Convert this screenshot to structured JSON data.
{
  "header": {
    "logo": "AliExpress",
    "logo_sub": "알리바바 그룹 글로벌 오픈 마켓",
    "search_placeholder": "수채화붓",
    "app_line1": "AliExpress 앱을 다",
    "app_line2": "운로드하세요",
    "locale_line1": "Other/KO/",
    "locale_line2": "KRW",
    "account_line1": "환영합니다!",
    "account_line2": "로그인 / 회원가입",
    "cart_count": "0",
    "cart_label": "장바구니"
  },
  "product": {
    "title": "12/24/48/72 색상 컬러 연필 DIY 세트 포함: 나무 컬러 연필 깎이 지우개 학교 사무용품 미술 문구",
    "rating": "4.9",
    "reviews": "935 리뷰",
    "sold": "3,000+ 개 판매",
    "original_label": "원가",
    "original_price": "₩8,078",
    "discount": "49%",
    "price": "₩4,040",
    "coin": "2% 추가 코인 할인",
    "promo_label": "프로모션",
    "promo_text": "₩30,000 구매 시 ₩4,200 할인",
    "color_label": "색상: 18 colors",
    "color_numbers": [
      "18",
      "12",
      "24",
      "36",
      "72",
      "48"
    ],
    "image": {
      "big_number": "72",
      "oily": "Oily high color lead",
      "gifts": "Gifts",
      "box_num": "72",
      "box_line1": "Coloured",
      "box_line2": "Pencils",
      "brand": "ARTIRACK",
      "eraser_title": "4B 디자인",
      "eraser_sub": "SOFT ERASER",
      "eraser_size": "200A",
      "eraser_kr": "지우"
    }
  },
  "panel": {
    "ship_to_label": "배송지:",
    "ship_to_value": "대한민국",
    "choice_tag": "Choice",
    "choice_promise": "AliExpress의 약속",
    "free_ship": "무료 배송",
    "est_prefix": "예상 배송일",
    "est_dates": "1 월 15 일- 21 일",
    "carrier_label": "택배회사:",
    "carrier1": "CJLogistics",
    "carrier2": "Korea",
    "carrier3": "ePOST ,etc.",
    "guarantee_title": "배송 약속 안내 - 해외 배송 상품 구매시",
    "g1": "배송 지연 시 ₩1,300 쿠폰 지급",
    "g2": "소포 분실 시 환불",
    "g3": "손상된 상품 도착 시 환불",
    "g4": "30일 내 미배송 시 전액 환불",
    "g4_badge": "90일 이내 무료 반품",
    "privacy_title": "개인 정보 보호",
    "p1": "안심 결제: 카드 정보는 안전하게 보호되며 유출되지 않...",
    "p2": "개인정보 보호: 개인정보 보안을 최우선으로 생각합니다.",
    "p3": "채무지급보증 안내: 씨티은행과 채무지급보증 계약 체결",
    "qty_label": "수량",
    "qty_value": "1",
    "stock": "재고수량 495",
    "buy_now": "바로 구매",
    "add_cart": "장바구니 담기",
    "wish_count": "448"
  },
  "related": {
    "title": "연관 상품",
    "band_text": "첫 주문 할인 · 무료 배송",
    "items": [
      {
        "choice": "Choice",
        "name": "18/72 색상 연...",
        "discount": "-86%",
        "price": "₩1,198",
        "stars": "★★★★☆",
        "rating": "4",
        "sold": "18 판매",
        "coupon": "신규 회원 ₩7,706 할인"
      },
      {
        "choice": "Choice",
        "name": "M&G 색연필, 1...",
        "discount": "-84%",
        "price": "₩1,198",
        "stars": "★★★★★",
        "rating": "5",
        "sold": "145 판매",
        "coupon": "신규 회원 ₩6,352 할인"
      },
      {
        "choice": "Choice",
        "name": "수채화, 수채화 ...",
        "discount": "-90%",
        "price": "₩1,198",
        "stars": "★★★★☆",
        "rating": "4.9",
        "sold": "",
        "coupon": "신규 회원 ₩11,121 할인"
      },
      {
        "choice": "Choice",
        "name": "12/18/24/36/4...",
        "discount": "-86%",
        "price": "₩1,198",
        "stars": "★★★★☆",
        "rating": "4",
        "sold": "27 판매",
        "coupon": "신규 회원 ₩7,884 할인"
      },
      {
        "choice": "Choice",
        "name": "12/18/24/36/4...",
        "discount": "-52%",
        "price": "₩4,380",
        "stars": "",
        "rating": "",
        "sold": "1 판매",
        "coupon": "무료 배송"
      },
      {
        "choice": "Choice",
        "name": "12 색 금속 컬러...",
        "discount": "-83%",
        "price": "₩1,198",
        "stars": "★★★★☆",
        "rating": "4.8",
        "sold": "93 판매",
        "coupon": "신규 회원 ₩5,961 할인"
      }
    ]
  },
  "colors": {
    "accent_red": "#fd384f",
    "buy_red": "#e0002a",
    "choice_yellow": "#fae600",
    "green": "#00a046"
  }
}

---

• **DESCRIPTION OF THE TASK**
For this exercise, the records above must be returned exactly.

• **TASK OUTPUT**
Convert this screenshot to structured JSON data.
{
  "header": {
    "logo": "AliExpress",
    "logo_sub": "알리바바 그룹 글로벌 오픈 마켓",
    "search_placeholder": "수채화붓",
    "app_line1": "AliExpress 앱을 다",
    "app_line2": "운로드하세요",
    "locale_line1": "Other/KO/",
    "locale_line2": "KRW",
    "account_line1": "환영합니다!",
    "account_line2": "로그인 / 회원가입",
    "cart_count": "0",
    "cart_label": "장바구니"
  },
  "product": {
    "title": "12/24/48/72 색상 컬러 연필 DIY 세트 포함: 나무 컬러 연필 깎이 지우개 학교 사무용품 미술 문구",
    "rating": "4.9",
    "reviews": "935 리뷰",
    "sold": "3,000+ 개 판매",
    "original_label": "원가",
    "original_price": "₩8,078",
    "discount": "49%",
    "price": "₩4,040",
    "coin": "2% 추가 코인 할인",
    "promo_label": "프로모션",
    "promo_text": "₩30,000 구매 시 ₩4,200 할인",
    "color_label": "색상: 18 colors",
    "color_numbers": [
      "18",
      "12",
      "24",
      "36",
      "72",
      "48"
    ],
    "image": {
      "big_number": "72",
      "oily": "Oily high color lead",
      "gifts": "Gifts",
      "box_num": "72",
      "box_line1": "Coloured",
      "box_line2": "Pencils",
      "brand": "ARTIRACK",
      "eraser_title": "4B 디자인",
      "eraser_sub": "SOFT ERASER",
      "eraser_size": "200A",
      "eraser_kr": "지우"
    }
  },
  "panel": {
    "ship_to_label": "배송지:",
    "ship_to_value": "대한민국",
    "choice_tag": "Choice",
    "choice_promise": "AliExpress의 약속",
    "free_ship": "무료 배송",
    "est_prefix": "예상 배송일",
    "est_dates": "1 월 15 일- 21 일",
    "carrier_label": "택배회사:",
    "carrier1": "CJLogistics",
    "carrier2": "Korea",
    "carrier3": "ePOST ,etc.",
    "guarantee_title": "배송 약속 안내 - 해외 배송 상품 구매시",
    "g1": "배송 지연 시 ₩1,300 쿠폰 지급",
    "g2": "소포 분실 시 환불",
    "g3": "손상된 상품 도착 시 환불",
    "g4": "30일 내 미배송 시 전액 환불",
    "g4_badge": "90일 이내 무료 반품",
    "privacy_title": "개인 정보 보호",
    "p1": "안심 결제: 카드 정보는 안전하게 보호되며 유출되지 않...",
    "p2": "개인정보 보호: 개인정보 보안을 최우선으로 생각합니다.",
    "p3": "채무지급보증 안내: 씨티은행과 채무지급보증 계약 체결",
    "qty_label": "수량",
    "qty_value": "1",
    "stock": "재고수량 495",
    "buy_now": "바로 구매",
    "add_cart": "장바구니 담기",
    "wish_count": "448"
  },
  "related": {
    "title": "연관 상품",
    "band_text": "첫 주문 할인 · 무료 배송",
    "items": [
      {
        "choice": "Choice",
        "name": "18/72 색상 연...",
        "discount": "-86%",
        "price": "₩1,198",
        "stars": "★★★★☆",
        "rating": "4",
        "sold": "18 판매",
        "coupon": "신규 회원 ₩7,706 할인"
      },
      {
        "choice": "Choice",
        "name": "M&G 색연필, 1...",
        "discount": "-84%",
        "price": "₩1,198",
        "stars": "★★★★★",
        "rating": "5",
        "sold": "145 판매",
        "coupon": "신규 회원 ₩6,352 할인"
      },
      {
        "choice": "Choice",
        "name": "수채화, 수채화 ...",
        "discount": "-90%",
        "price": "₩1,198",
        "stars": "★★★★☆",
        "rating": "4.9",
        "sold": "",
        "coupon": "신규 회원 ₩11,121 할인"
      },
      {
        "choice": "Choice",
        "name": "12/18/24/36/4...",
        "discount": "-86%",
        "price": "₩1,198",
        "stars": "★★★★☆",
        "rating": "4",
        "sold": "27 판매",
        "coupon": "신규 회원 ₩7,884 할인"
      },
      {
        "choice": "Choice",
        "name": "12/18/24/36/4...",
        "discount": "-52%",
        "price": "₩4,380",
        "stars": "",
        "rating": "",
        "sold": "1 판매",
        "coupon": "무료 배송"
      },
      {
        "choice": "Choice",
        "name": "12 색 금속 컬러...",
        "discount": "-83%",
        "price": "₩1,198",
        "stars": "★★★★☆",
        "rating": "4.8",
        "sold": "93 판매",
        "coupon": "신규 회원 ₩5,961 할인"
      }
    ]
  },
  "colors": {
    "accent_red": "#fd384f",
    "buy_red": "#e0002a",
    "choice_yellow": "#fae600",
    "green": "#00a046"
  }
}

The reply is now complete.